# EXERCISE
Output the entries exactly as they appear. Pictures should not be included.

:: MATERIAL PROVIDED ::

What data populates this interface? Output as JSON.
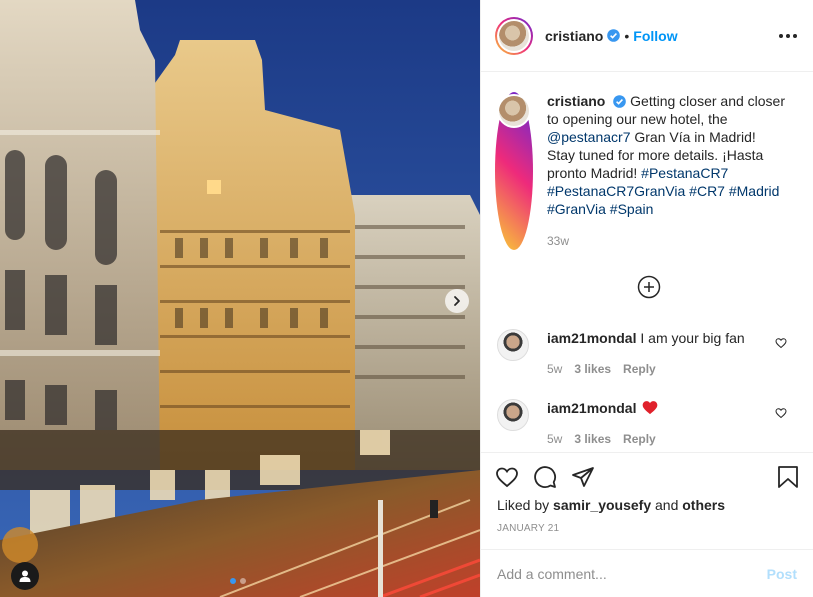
{
  "post": {
    "author": "cristiano",
    "follow_label": "Follow",
    "dot_separator": "•",
    "caption": {
      "username": "cristiano",
      "parts": [
        {
          "text": "Getting closer and closer to opening our new hotel, the ",
          "link": false
        },
        {
          "text": "@pestanacr7",
          "link": true
        },
        {
          "text": " Gran Vía in Madrid! Stay tuned for more details. ¡Hasta pronto Madrid! ",
          "link": false
        },
        {
          "text": "#PestanaCR7",
          "link": true
        },
        {
          "text": " ",
          "link": false
        },
        {
          "text": "#PestanaCR7GranVia",
          "link": true
        },
        {
          "text": " ",
          "link": false
        },
        {
          "text": "#CR7",
          "link": true
        },
        {
          "text": " ",
          "link": false
        },
        {
          "text": "#Madrid",
          "link": true
        },
        {
          "text": " ",
          "link": false
        },
        {
          "text": "#GranVia",
          "link": true
        },
        {
          "text": " ",
          "link": false
        },
        {
          "text": "#Spain",
          "link": true
        }
      ],
      "time": "33w"
    },
    "comments": [
      {
        "username": "iam21mondal",
        "text": "I am your big fan",
        "time": "5w",
        "likes": "3 likes",
        "reply": "Reply",
        "has_heart_emoji": false
      },
      {
        "username": "iam21mondal",
        "text": "",
        "time": "5w",
        "likes": "3 likes",
        "reply": "Reply",
        "has_heart_emoji": true
      }
    ],
    "liked_by": {
      "prefix": "Liked by",
      "user": "samir_yousefy",
      "conj": "and",
      "others": "others"
    },
    "date": "JANUARY 21",
    "add_comment": {
      "placeholder": "Add a comment...",
      "post_label": "Post"
    }
  },
  "carousel": {
    "slides": 2,
    "active": 0
  },
  "colors": {
    "accent": "#0095f6",
    "link": "#00376b",
    "muted": "#8e8e8e",
    "verified": "#3897f0",
    "heart": "#ed4956"
  },
  "icons": [
    "verified-badge-icon",
    "more-options-icon",
    "plus-circle-icon",
    "heart-outline-icon",
    "comment-icon",
    "share-icon",
    "bookmark-icon",
    "chevron-right-icon",
    "user-tag-icon",
    "red-heart-emoji-icon"
  ]
}
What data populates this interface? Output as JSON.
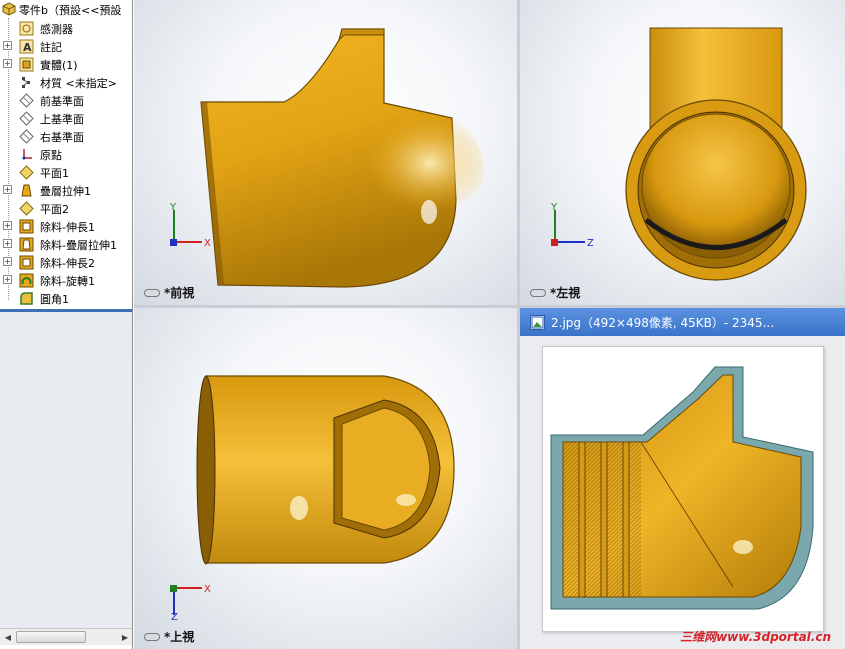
{
  "tree": {
    "root_label": "零件b（預設<<預設",
    "items": [
      {
        "label": "感測器",
        "icon": "sensor-icon",
        "expand": false
      },
      {
        "label": "註記",
        "icon": "annotation-icon",
        "expand": true
      },
      {
        "label": "實體(1)",
        "icon": "solid-bodies-icon",
        "expand": true
      },
      {
        "label": "材質 <未指定>",
        "icon": "material-icon",
        "expand": false
      },
      {
        "label": "前基準面",
        "icon": "plane-icon",
        "expand": false
      },
      {
        "label": "上基準面",
        "icon": "plane-icon",
        "expand": false
      },
      {
        "label": "右基準面",
        "icon": "plane-icon",
        "expand": false
      },
      {
        "label": "原點",
        "icon": "origin-icon",
        "expand": false
      },
      {
        "label": "平面1",
        "icon": "plane-feature-icon",
        "expand": false
      },
      {
        "label": "疊層拉伸1",
        "icon": "loft-icon",
        "expand": true
      },
      {
        "label": "平面2",
        "icon": "plane-feature-icon",
        "expand": false
      },
      {
        "label": "除料-伸長1",
        "icon": "cut-extrude-icon",
        "expand": true
      },
      {
        "label": "除料-疊層拉伸1",
        "icon": "cut-loft-icon",
        "expand": true
      },
      {
        "label": "除料-伸長2",
        "icon": "cut-extrude-icon",
        "expand": true
      },
      {
        "label": "除料-旋轉1",
        "icon": "cut-revolve-icon",
        "expand": true
      },
      {
        "label": "圓角1",
        "icon": "fillet-icon",
        "expand": false
      }
    ]
  },
  "viewports": {
    "front": {
      "label": "*前視",
      "axis_a": "Y",
      "axis_b": "X"
    },
    "left": {
      "label": "*左視",
      "axis_a": "Y",
      "axis_b": "Z"
    },
    "top": {
      "label": "*上視",
      "axis_a": "Z",
      "axis_b": "X"
    }
  },
  "viewer": {
    "title": "2.jpg（492×498像素, 45KB）- 2345...",
    "watermark": "三维网www.3dportal.cn"
  },
  "colors": {
    "part_gold": "#e8a817",
    "part_shadow": "#9a6a05",
    "section_teal": "#7aa8ac",
    "title_blue": "#3a73c9",
    "axis_x": "#d02020",
    "axis_y": "#208020",
    "axis_z": "#2030c0"
  }
}
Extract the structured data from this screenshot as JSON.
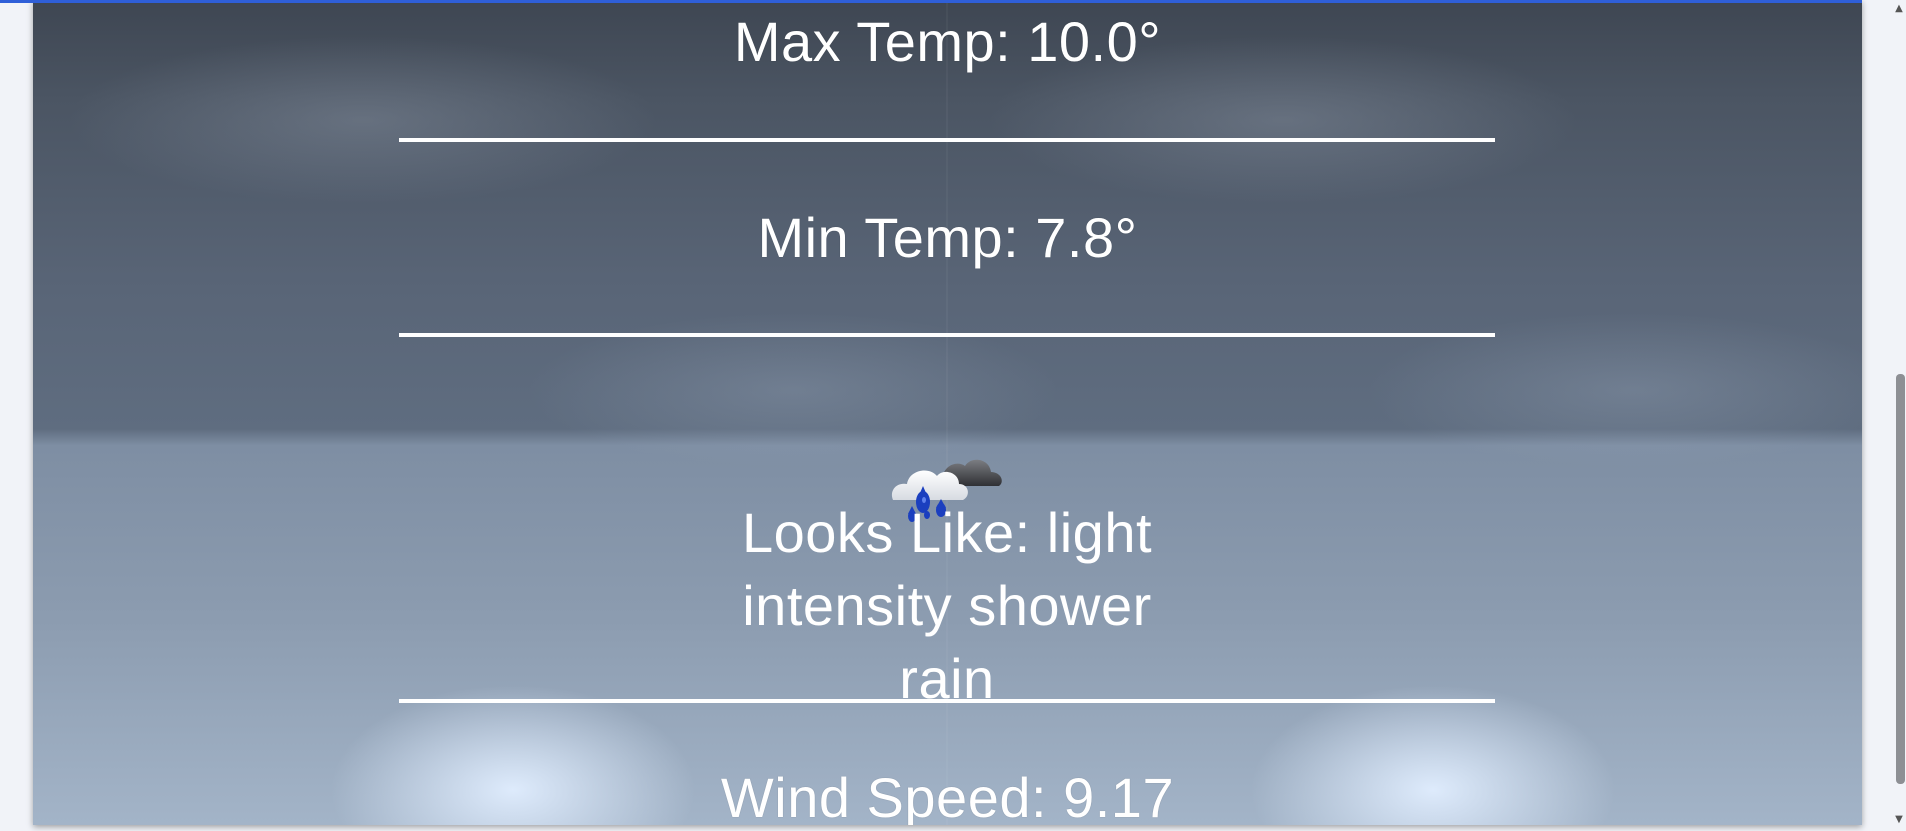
{
  "weather": {
    "max_temp": "Max Temp: 10.0°",
    "min_temp": "Min Temp: 7.8°",
    "looks_like": "Looks Like: light intensity shower rain",
    "wind_speed": "Wind Speed: 9.17",
    "icon": "rain-shower-cloud-icon"
  },
  "colors": {
    "accent": "#2f5fd8",
    "text": "#ffffff",
    "divider": "#ffffff",
    "rain": "#1b3fbf"
  },
  "scrollbar": {
    "up_arrow": "▲",
    "down_arrow": "▼"
  }
}
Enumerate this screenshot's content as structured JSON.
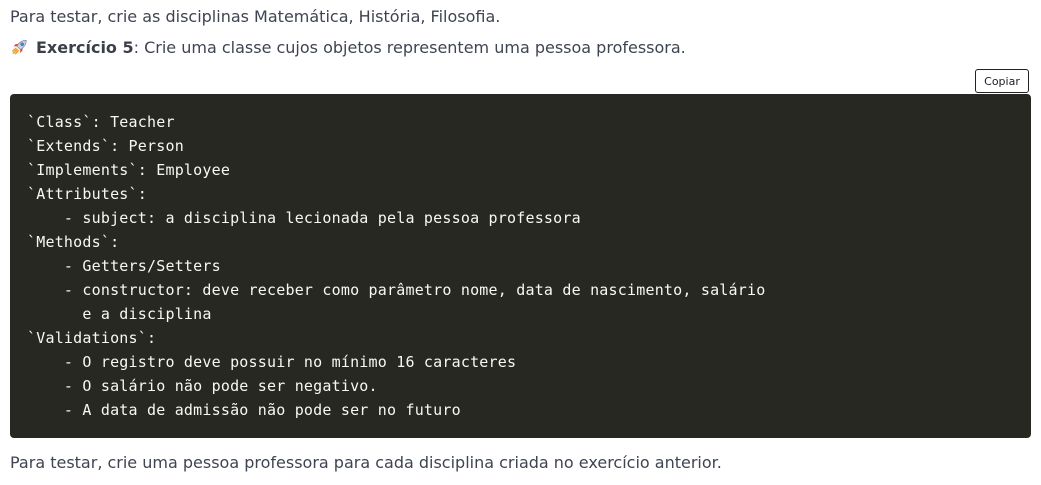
{
  "intro": "Para testar, crie as disciplinas Matemática, História, Filosofia.",
  "exercise": {
    "icon": "rocket-icon",
    "title": "Exercício 5",
    "rest": ": Crie uma classe cujos objetos representem uma pessoa professora."
  },
  "copy_button": {
    "label": "Copiar"
  },
  "code": {
    "lines": [
      "`Class`: Teacher",
      "`Extends`: Person",
      "`Implements`: Employee",
      "`Attributes`:",
      "    - subject: a disciplina lecionada pela pessoa professora",
      "`Methods`:",
      "    - Getters/Setters",
      "    - constructor: deve receber como parâmetro nome, data de nascimento, salário",
      "      e a disciplina",
      "`Validations`:",
      "    - O registro deve possuir no mínimo 16 caracteres",
      "    - O salário não pode ser negativo.",
      "    - A data de admissão não pode ser no futuro"
    ]
  },
  "outro": "Para testar, crie uma pessoa professora para cada disciplina criada no exercício anterior.",
  "colors": {
    "code_background": "#272822",
    "code_text": "#f8f8f2",
    "body_text": "#3e4451"
  }
}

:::

# RESPONSE BELOW
What data populates this interface? Output as JSON.
{
  "post": {
    "author": "cristiano",
    "follow_label": "Follow",
    "dot_separator": "•",
    "caption": {
      "username": "cristiano",
      "parts": [
        {
          "text": "Getting closer and closer to opening our new hotel, the ",
          "link": false
        },
        {
          "text": "@pestanacr7",
          "link": true
        },
        {
          "text": " Gran Vía in Madrid! Stay tuned for more details. ¡Hasta pronto Madrid! ",
          "link": false
        },
        {
          "text": "#PestanaCR7",
          "link": true
        },
        {
          "text": " ",
          "link": false
        },
        {
          "text": "#PestanaCR7GranVia",
          "link": true
        },
        {
          "text": " ",
          "link": false
        },
        {
          "text": "#CR7",
          "link": true
        },
        {
          "text": " ",
          "link": false
        },
        {
          "text": "#Madrid",
          "link": true
        },
        {
          "text": " ",
          "link": false
        },
        {
          "text": "#GranVia",
          "link": true
        },
        {
          "text": " ",
          "link": false
        },
        {
          "text": "#Spain",
          "link": true
        }
      ],
      "time": "33w"
    },
    "comments": [
      {
        "username": "iam21mondal",
        "text": "I am your big fan",
        "time": "5w",
        "likes": "3 likes",
        "reply": "Reply",
        "has_heart_emoji": false
      },
      {
        "username": "iam21mondal",
        "text": "",
        "time": "5w",
        "likes": "3 likes",
        "reply": "Reply",
        "has_heart_emoji": true
      }
    ],
    "liked_by": {
      "prefix": "Liked by",
      "user": "samir_yousefy",
      "conj": "and",
      "others": "others"
    },
    "date": "JANUARY 21",
    "add_comment": {
      "placeholder": "Add a comment...",
      "post_label": "Post"
    }
  },
  "carousel": {
    "slides": 2,
    "active": 0
  },
  "colors": {
    "accent": "#0095f6",
    "link": "#00376b",
    "muted": "#8e8e8e",
    "verified": "#3897f0",
    "heart": "#ed4956"
  },
  "icons": [
    "verified-badge-icon",
    "more-options-icon",
    "plus-circle-icon",
    "heart-outline-icon",
    "comment-icon",
    "share-icon",
    "bookmark-icon",
    "chevron-right-icon",
    "user-tag-icon",
    "red-heart-emoji-icon"
  ]
}
What data populates this interface? Output as JSON.
{
  "tree": {
    "root_label": "零件b（預設<<預設",
    "items": [
      {
        "label": "感測器",
        "icon": "sensor-icon",
        "expand": false
      },
      {
        "label": "註記",
        "icon": "annotation-icon",
        "expand": true
      },
      {
        "label": "實體(1)",
        "icon": "solid-bodies-icon",
        "expand": true
      },
      {
        "label": "材質 <未指定>",
        "icon": "material-icon",
        "expand": false
      },
      {
        "label": "前基準面",
        "icon": "plane-icon",
        "expand": false
      },
      {
        "label": "上基準面",
        "icon": "plane-icon",
        "expand": false
      },
      {
        "label": "右基準面",
        "icon": "plane-icon",
        "expand": false
      },
      {
        "label": "原點",
        "icon": "origin-icon",
        "expand": false
      },
      {
        "label": "平面1",
        "icon": "plane-feature-icon",
        "expand": false
      },
      {
        "label": "疊層拉伸1",
        "icon": "loft-icon",
        "expand": true
      },
      {
        "label": "平面2",
        "icon": "plane-feature-icon",
        "expand": false
      },
      {
        "label": "除料-伸長1",
        "icon": "cut-extrude-icon",
        "expand": true
      },
      {
        "label": "除料-疊層拉伸1",
        "icon": "cut-loft-icon",
        "expand": true
      },
      {
        "label": "除料-伸長2",
        "icon": "cut-extrude-icon",
        "expand": true
      },
      {
        "label": "除料-旋轉1",
        "icon": "cut-revolve-icon",
        "expand": true
      },
      {
        "label": "圓角1",
        "icon": "fillet-icon",
        "expand": false
      }
    ]
  },
  "viewports": {
    "front": {
      "label": "*前視",
      "axis_a": "Y",
      "axis_b": "X"
    },
    "left": {
      "label": "*左視",
      "axis_a": "Y",
      "axis_b": "Z"
    },
    "top": {
      "label": "*上視",
      "axis_a": "Z",
      "axis_b": "X"
    }
  },
  "viewer": {
    "title": "2.jpg（492×498像素, 45KB）- 2345...",
    "watermark": "三维网www.3dportal.cn"
  },
  "colors": {
    "part_gold": "#e8a817",
    "part_shadow": "#9a6a05",
    "section_teal": "#7aa8ac",
    "title_blue": "#3a73c9",
    "axis_x": "#d02020",
    "axis_y": "#208020",
    "axis_z": "#2030c0"
  }
}
Extract the structured data from this screenshot as JSON.
{
  "weather": {
    "max_temp": "Max Temp: 10.0°",
    "min_temp": "Min Temp: 7.8°",
    "looks_like": "Looks Like: light intensity shower rain",
    "wind_speed": "Wind Speed: 9.17",
    "icon": "rain-shower-cloud-icon"
  },
  "colors": {
    "accent": "#2f5fd8",
    "text": "#ffffff",
    "divider": "#ffffff",
    "rain": "#1b3fbf"
  },
  "scrollbar": {
    "up_arrow": "▲",
    "down_arrow": "▼"
  }
}
Enumerate this screenshot's content as structured JSON.
{
  "intro": "Para testar, crie as disciplinas Matemática, História, Filosofia.",
  "exercise": {
    "icon": "rocket-icon",
    "title": "Exercício 5",
    "rest": ": Crie uma classe cujos objetos representem uma pessoa professora."
  },
  "copy_button": {
    "label": "Copiar"
  },
  "code": {
    "lines": [
      "`Class`: Teacher",
      "`Extends`: Person",
      "`Implements`: Employee",
      "`Attributes`:",
      "    - subject: a disciplina lecionada pela pessoa professora",
      "`Methods`:",
      "    - Getters/Setters",
      "    - constructor: deve receber como parâmetro nome, data de nascimento, salário",
      "      e a disciplina",
      "`Validations`:",
      "    - O registro deve possuir no mínimo 16 caracteres",
      "    - O salário não pode ser negativo.",
      "    - A data de admissão não pode ser no futuro"
    ]
  },
  "outro": "Para testar, crie uma pessoa professora para cada disciplina criada no exercício anterior.",
  "colors": {
    "code_background": "#272822",
    "code_text": "#f8f8f2",
    "body_text": "#3e4451"
  }
}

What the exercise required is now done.